It was like having another Christmas this week, the perfect one you dream of. Sleighbells ring, snow is glistening. It was way better than visiting Santa’s village in Lapland. It was seeing the magic at home in your community, brought to you by your friends and family. And that, Tyrone, is the true value of Christmas.
There was sadness – the reason for the street extravaganza – Hope’s illness. There was impatience, thwarted plans and ingratitude. Mechanical problems meant lights and the snow maker didn’t work on Christmas Eve. Tyrone snapped at the elves.

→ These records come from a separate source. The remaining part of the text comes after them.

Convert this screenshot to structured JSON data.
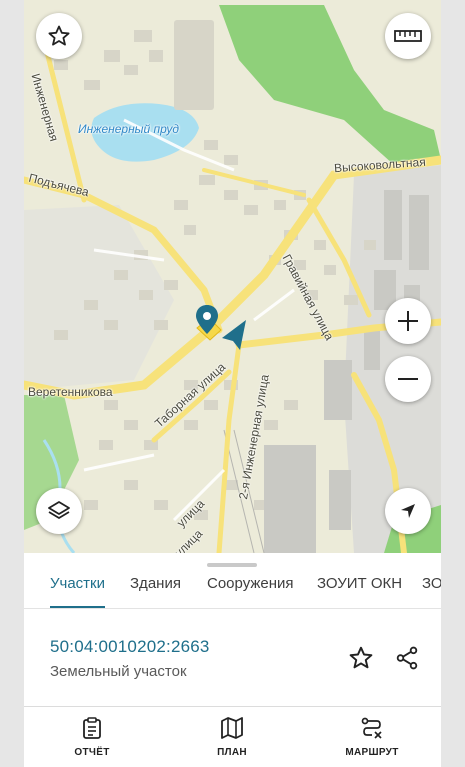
{
  "map": {
    "pond_label": "Инженерный пруд",
    "streets": {
      "vysokovoltnaya": "Высоковольтная",
      "gravijnaya": "Гравийная улица",
      "inzhenernaya": "Инженерная",
      "podyacheva": "Подъячева",
      "veretennikova": "Веретенникова",
      "tabornaya": "Таборная улица",
      "inzhenernaya2": "2-я Инженерная улица",
      "ulitsa_bottom": "улица",
      "ulitsa_bottom2": "улица"
    },
    "colors": {
      "water": "#a9dff0",
      "park": "#8fd07a",
      "road": "#f7e27a",
      "pin": "#1f6f8b"
    }
  },
  "tabs": [
    {
      "label": "Участки",
      "active": true
    },
    {
      "label": "Здания",
      "active": false
    },
    {
      "label": "Сооружения",
      "active": false
    },
    {
      "label": "ЗОУИТ ОКН",
      "active": false
    },
    {
      "label": "ЗО",
      "active": false
    }
  ],
  "selected": {
    "cadastral_number": "50:04:0010202:2663",
    "type": "Земельный участок"
  },
  "nav": {
    "report": "ОТЧЁТ",
    "plan": "ПЛАН",
    "route": "МАРШРУТ"
  }
}
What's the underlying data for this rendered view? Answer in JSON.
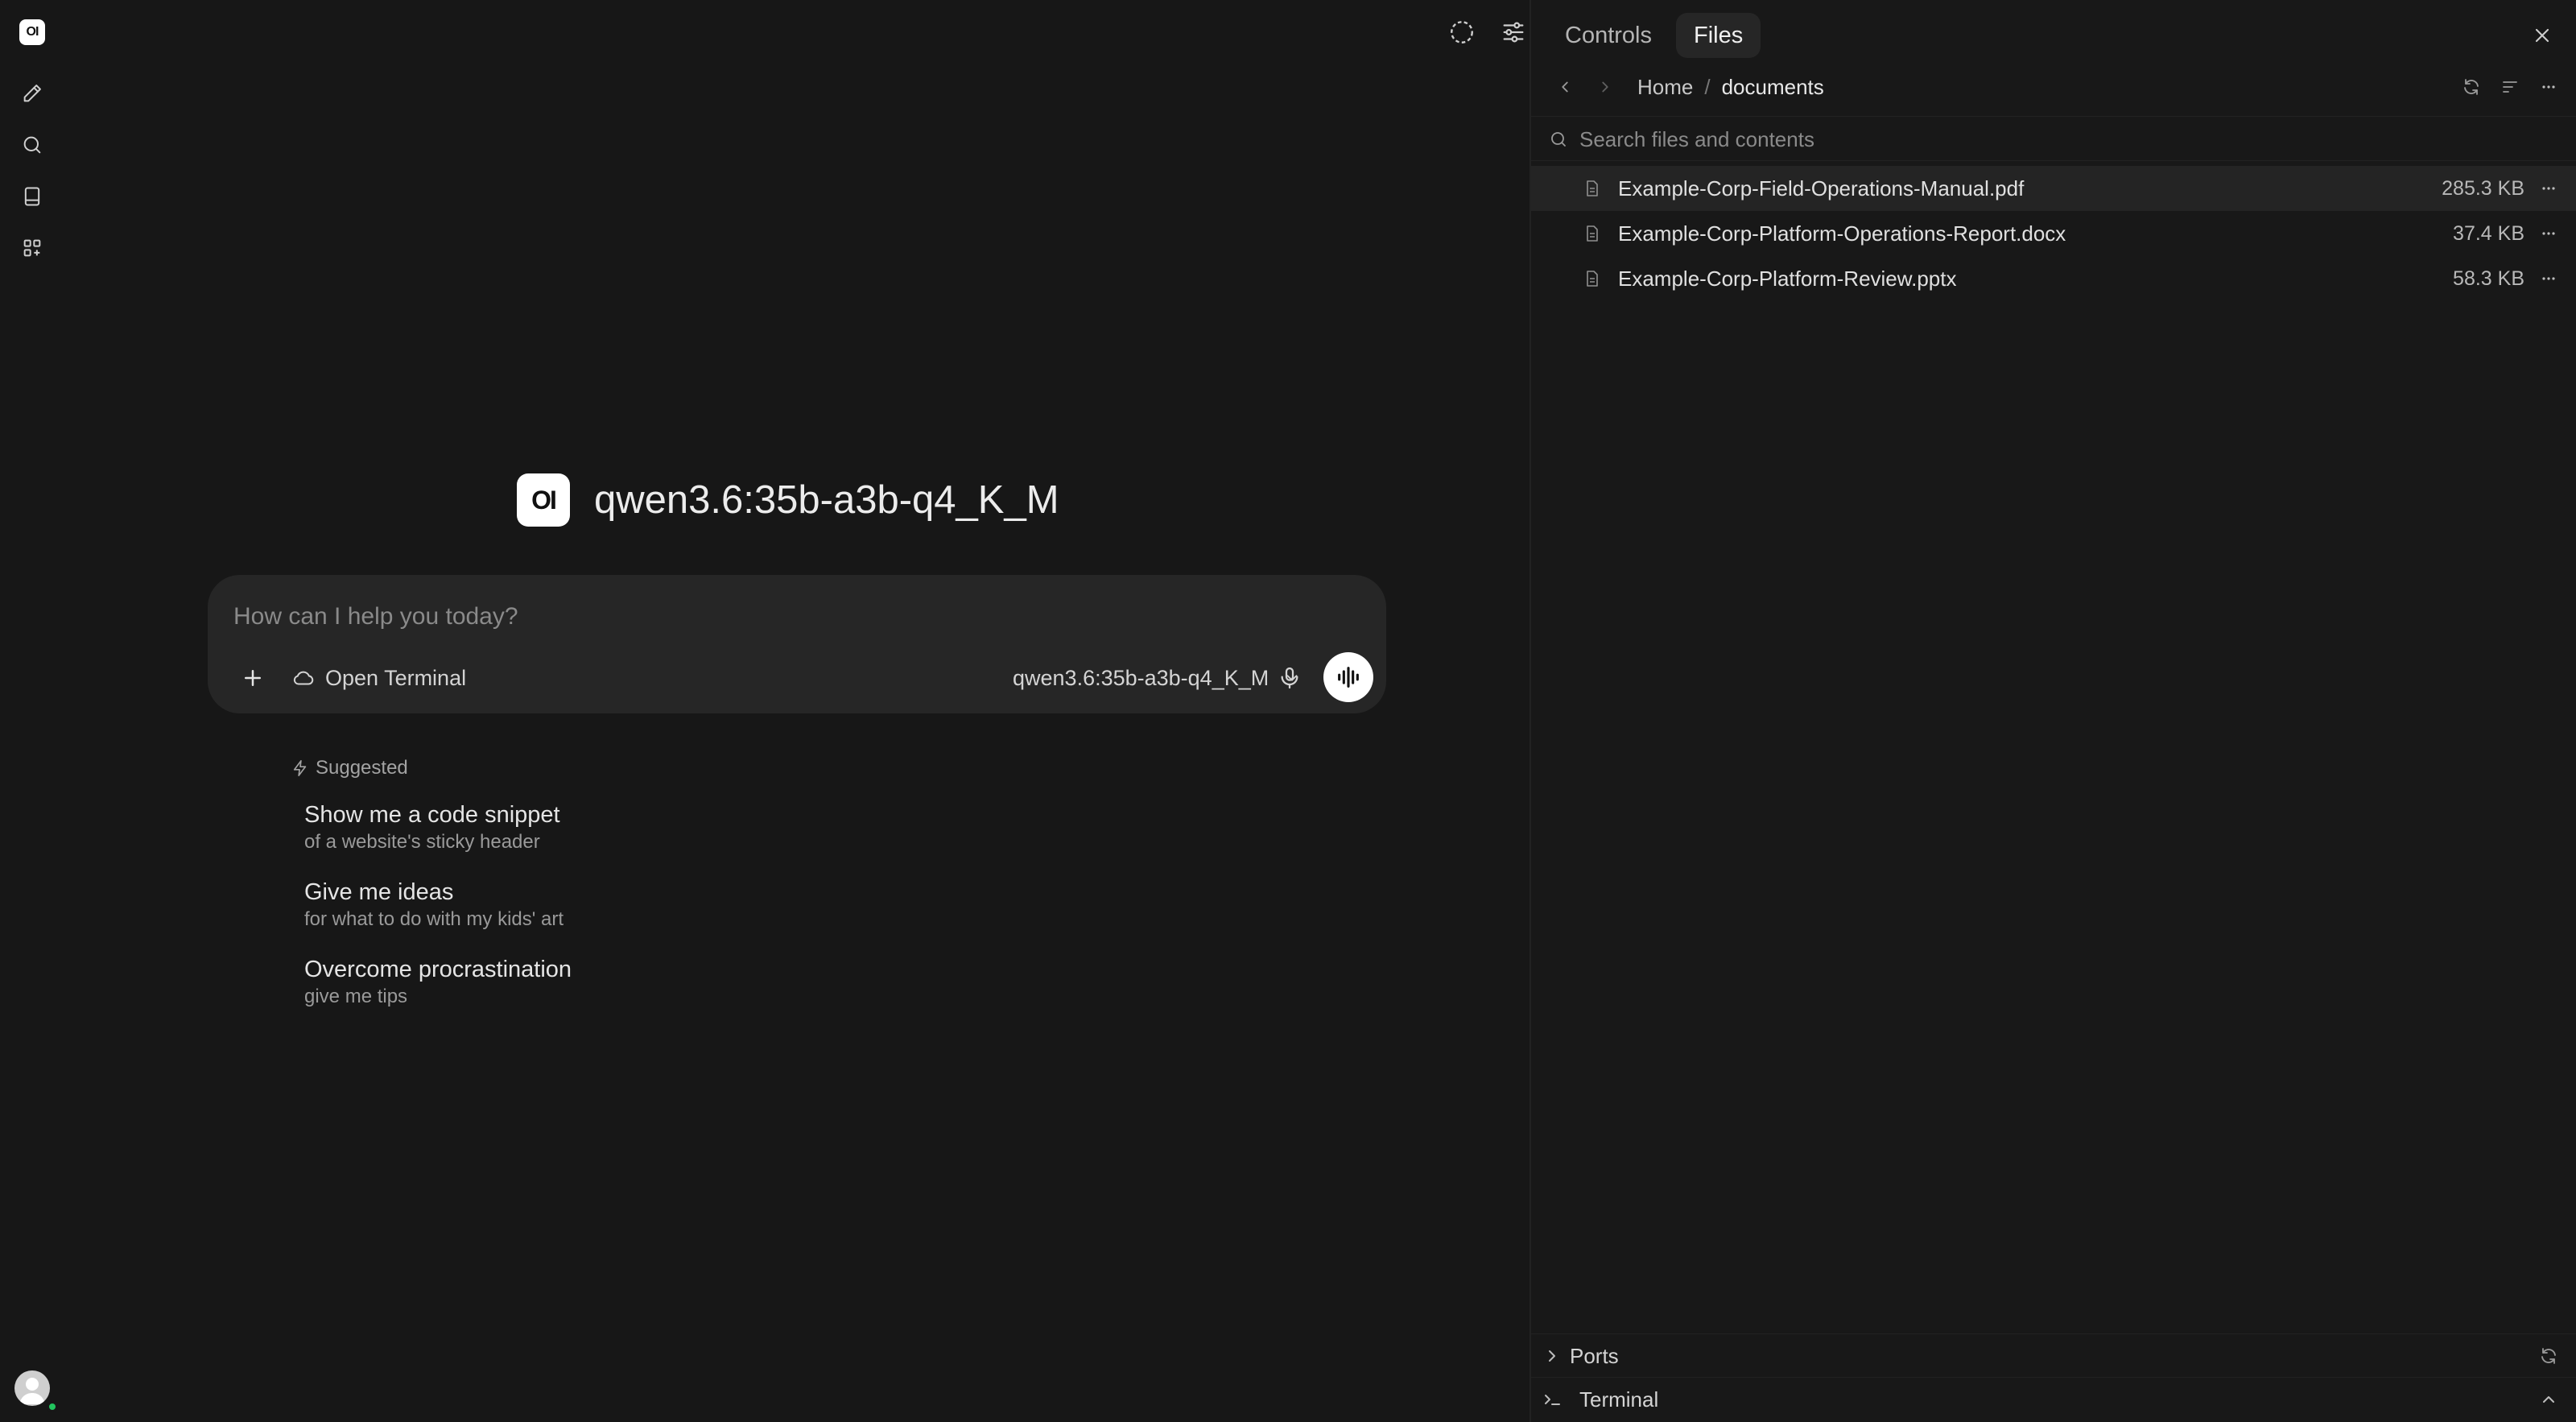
{
  "app": {
    "logo_text": "OI",
    "accent": "#ffffff",
    "status_color": "#22c55e"
  },
  "rail": {
    "items": [
      {
        "name": "new-chat",
        "icon": "pencil-icon"
      },
      {
        "name": "search",
        "icon": "search-icon"
      },
      {
        "name": "notes",
        "icon": "notebook-icon"
      },
      {
        "name": "workspace",
        "icon": "apps-icon"
      }
    ]
  },
  "hero": {
    "model_name": "qwen3.6:35b-a3b-q4_K_M"
  },
  "composer": {
    "placeholder": "How can I help you today?",
    "terminal_label": "Open Terminal",
    "model_selected": "qwen3.6:35b-a3b-q4_K_M"
  },
  "suggested": {
    "heading": "Suggested",
    "items": [
      {
        "title": "Show me a code snippet",
        "subtitle": "of a website's sticky header"
      },
      {
        "title": "Give me ideas",
        "subtitle": "for what to do with my kids' art"
      },
      {
        "title": "Overcome procrastination",
        "subtitle": "give me tips"
      }
    ]
  },
  "panel": {
    "tabs": [
      "Controls",
      "Files"
    ],
    "active_tab": "Files",
    "breadcrumb": [
      "Home",
      "documents"
    ],
    "breadcrumb_separator": "/",
    "search_placeholder": "Search files and contents",
    "files": [
      {
        "name": "Example-Corp-Field-Operations-Manual.pdf",
        "size": "285.3 KB",
        "selected": true
      },
      {
        "name": "Example-Corp-Platform-Operations-Report.docx",
        "size": "37.4 KB",
        "selected": false
      },
      {
        "name": "Example-Corp-Platform-Review.pptx",
        "size": "58.3 KB",
        "selected": false
      }
    ],
    "ports_label": "Ports",
    "terminal_label": "Terminal"
  }
}
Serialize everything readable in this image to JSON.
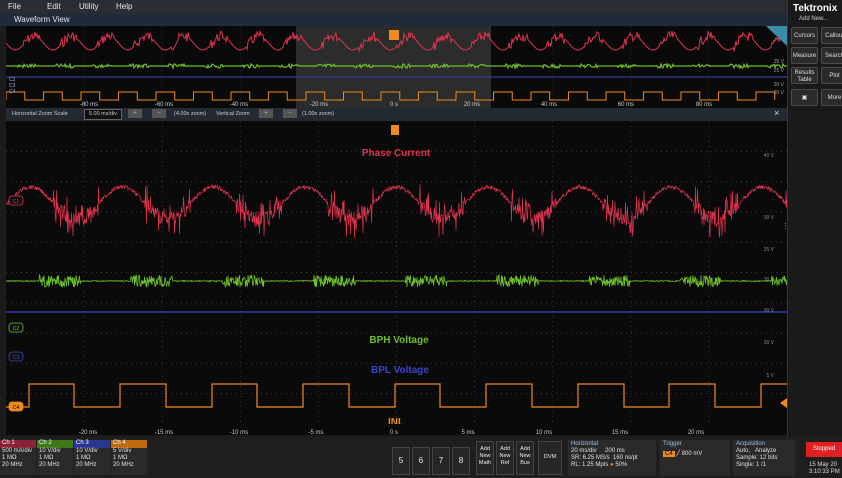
{
  "menu": [
    "File",
    "Edit",
    "Utility",
    "Help"
  ],
  "window_title": "Waveform View",
  "brand": "Tektronix",
  "add_new": "Add New...",
  "right_buttons": [
    "Cursors",
    "Callout",
    "Measure",
    "Search",
    "Results Table",
    "Plot",
    "",
    "More"
  ],
  "zoom": {
    "horizontal_label": "Horizontal Zoom Scale",
    "horizontal_value": "5.00 ms/div",
    "horizontal_zoom": "(4.00x zoom)",
    "vertical_label": "Vertical Zoom",
    "vertical_zoom": "(1.00x zoom)"
  },
  "overview_xticks": [
    "-80 ms",
    "-60 ms",
    "-40 ms",
    "-20 ms",
    "0 s",
    "20 ms",
    "40 ms",
    "60 ms",
    "80 ms"
  ],
  "overview_right": [
    "35 V",
    "25 V",
    "30 V",
    "30 V"
  ],
  "overview_ch": [
    "C2",
    "C3",
    "C4"
  ],
  "main_xticks": [
    "-20 ms",
    "-15 ms",
    "-10 ms",
    "-5 ms",
    "0 s",
    "5 ms",
    "10 ms",
    "15 ms",
    "20 ms"
  ],
  "main_right": [
    "40 V",
    "30 V",
    "25 V",
    "30 V",
    "30 V",
    "30 V",
    "5 V"
  ],
  "main_ch": [
    "C1",
    "C2",
    "C3",
    "C4"
  ],
  "annotations": {
    "phase": "Phase Current",
    "bph": "BPH Voltage",
    "bpl": "BPL Voltage",
    "inl": "INL"
  },
  "colors": {
    "ch1": "#e0334e",
    "ch2": "#6dbf2a",
    "ch3": "#3a44c8",
    "ch4": "#f08a1d",
    "trigger": "#f08a1d"
  },
  "channels": [
    {
      "name": "Ch 1",
      "scale": "500 mA/div",
      "imp": "1 MΩ",
      "bw": "20 MHz",
      "color": "#8b2236"
    },
    {
      "name": "Ch 2",
      "scale": "10 V/div",
      "imp": "1 MΩ",
      "bw": "20 MHz",
      "color": "#3f7a1a"
    },
    {
      "name": "Ch 3",
      "scale": "10 V/div",
      "imp": "1 MΩ",
      "bw": "20 MHz",
      "color": "#2a3790"
    },
    {
      "name": "Ch 4",
      "scale": "5 V/div",
      "imp": "1 MΩ",
      "bw": "20 MHz",
      "color": "#c06a10"
    }
  ],
  "num_buttons": [
    "5",
    "6",
    "7",
    "8"
  ],
  "add_buttons": [
    "Add New Math",
    "Add New Ref",
    "Add New Bus"
  ],
  "dvm": "DVM",
  "horizontal": {
    "title": "Horizontal",
    "l1": "20 ms/div",
    "r1": "200 ms",
    "l2": "SR: 6.25 MS/s",
    "r2": "160 ns/pt",
    "l3": "RL: 1.25 Mpts",
    "r3": "50%"
  },
  "trigger": {
    "title": "Trigger",
    "ch": "C4",
    "value": "800 mV"
  },
  "acquisition": {
    "title": "Acquisition",
    "l1": "Auto,",
    "r1": "Analyze",
    "l2": "Sample: 12 bits",
    "l3": "Single: 1 /1"
  },
  "status": {
    "state": "Stopped",
    "date": "15 May 20",
    "time": "3:10:33 PM"
  }
}
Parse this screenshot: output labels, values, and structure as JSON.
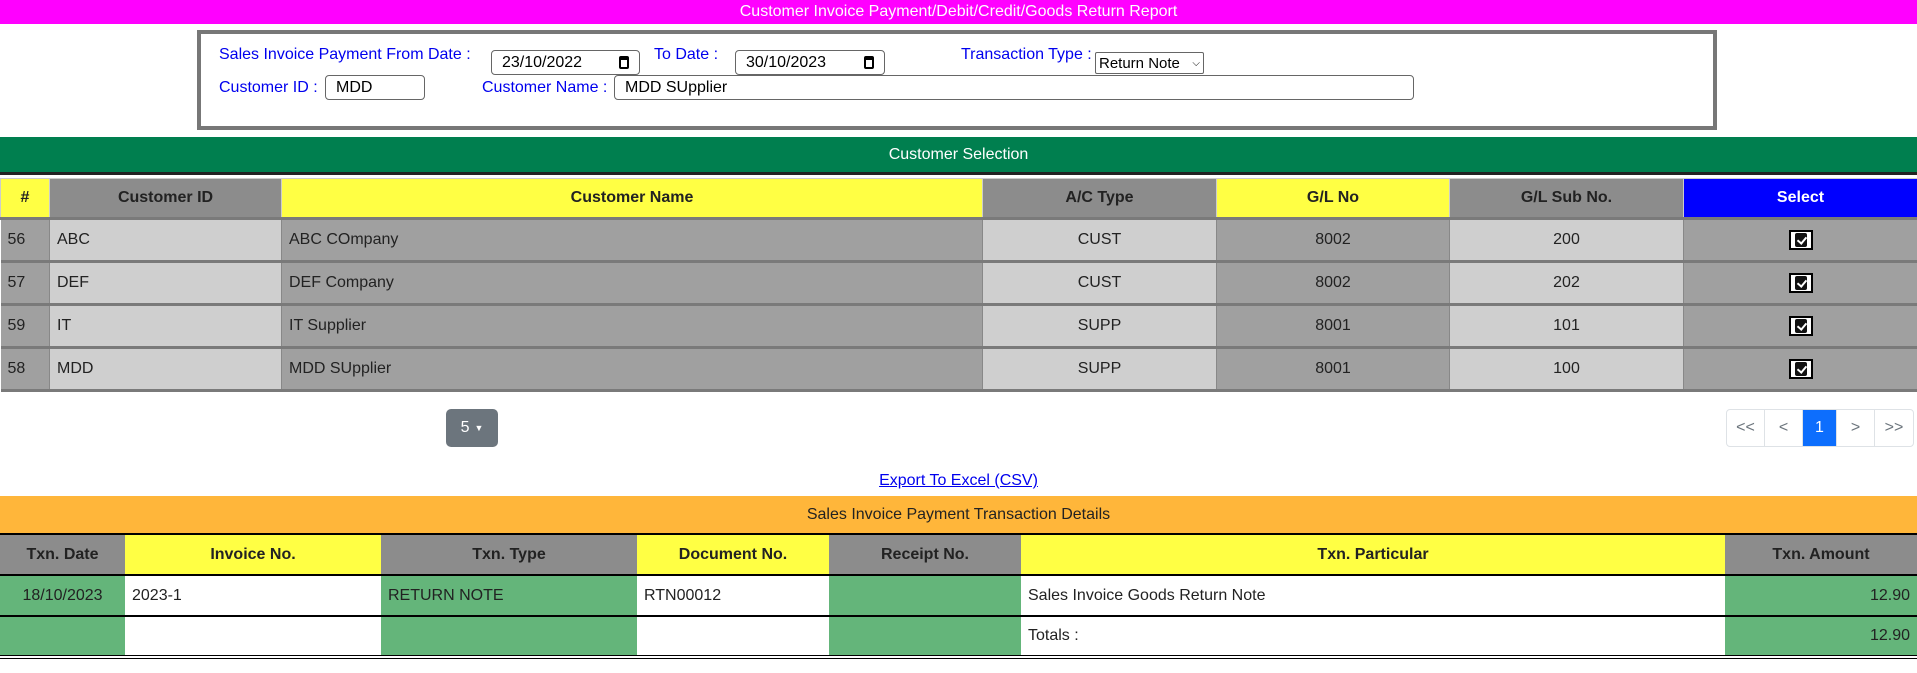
{
  "title": "Customer Invoice Payment/Debit/Credit/Goods Return Report",
  "filters": {
    "from_date_label": "Sales Invoice Payment From Date :",
    "from_date": "23/10/2022",
    "to_date_label": "To Date :",
    "to_date": "30/10/2023",
    "txn_type_label": "Transaction Type :",
    "txn_type": "Return Note",
    "customer_id_label": "Customer ID :",
    "customer_id": "MDD",
    "customer_name_label": "Customer Name :",
    "customer_name": "MDD SUpplier"
  },
  "customer_selection": {
    "title": "Customer Selection",
    "headers": [
      "#",
      "Customer ID",
      "Customer Name",
      "A/C Type",
      "G/L No",
      "G/L Sub No.",
      "Select"
    ],
    "rows": [
      {
        "no": "56",
        "id": "ABC",
        "name": "ABC COmpany",
        "type": "CUST",
        "gl": "8002",
        "sub": "200",
        "selected": true
      },
      {
        "no": "57",
        "id": "DEF",
        "name": "DEF Company",
        "type": "CUST",
        "gl": "8002",
        "sub": "202",
        "selected": true
      },
      {
        "no": "59",
        "id": "IT",
        "name": "IT Supplier",
        "type": "SUPP",
        "gl": "8001",
        "sub": "101",
        "selected": true
      },
      {
        "no": "58",
        "id": "MDD",
        "name": "MDD SUpplier",
        "type": "SUPP",
        "gl": "8001",
        "sub": "100",
        "selected": true
      }
    ]
  },
  "pagination": {
    "page_size": "5",
    "first": "<<",
    "prev": "<",
    "current": "1",
    "next": ">",
    "last": ">>"
  },
  "export_label": "Export To Excel (CSV)",
  "transactions": {
    "title": "Sales Invoice Payment Transaction Details",
    "headers": [
      "Txn. Date",
      "Invoice No.",
      "Txn. Type",
      "Document No.",
      "Receipt No.",
      "Txn. Particular",
      "Txn. Amount"
    ],
    "rows": [
      {
        "date": "18/10/2023",
        "invoice": "2023-1",
        "type": "RETURN NOTE",
        "doc": "RTN00012",
        "receipt": "",
        "particular": "Sales Invoice Goods Return Note",
        "amount": "12.90"
      }
    ],
    "totals_label": "Totals :",
    "total_amount": "12.90"
  }
}
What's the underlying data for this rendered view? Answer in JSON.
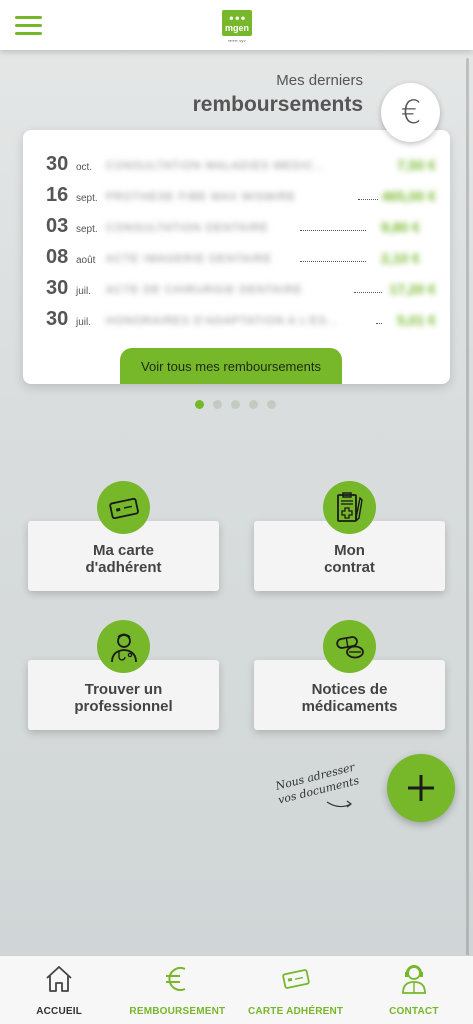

But they recognized that he had a bigger sadness, the likelihood that Hope would not be able to come home, that she wouldn’t see any of it anyway.
Then the beautiful moment: Hope walked around the corner with Fiz and saw the display. Her face lit up. The lights weren’t on, the decorations weren’t all in place, there was no snow. But it didn’t matter to her. It was her Lapland. And so it was Tyrone’s too.
All the people of Weatherfield got a beautiful present on Christmas morning, snow. The elves continued to work. Carollers and a brass band. Trees all lit up. Hot chocolate and mince tarts. And Santa and his reindeer.
In the houses, gifts were opened and turkey dinners ate. There were squabbles too, overt ones and hidden tensions. At night, residents gathered at the Rovers. And there was a fight. What would Christmas Day be without somebody obliging us with a good fight?
On the street, people sauntered along and joined in with the carollers. Another lovely moment, part of the storyline for Hope and for us in tv-land, passersby looking up to the top floor window of Tyrone and Fiz’s house.
They were upstairs in the girls’ bedroom, looking out at the winter wonderland. Fiz was appreciating what Tyrone had done for their daughters, and Tyrone was appreciating what their neighbours had done for all of them.
For a lovely discussion of the Corrie Christmas episodes, see Emma Hynes’ post on Bluenose Corrie Blogger.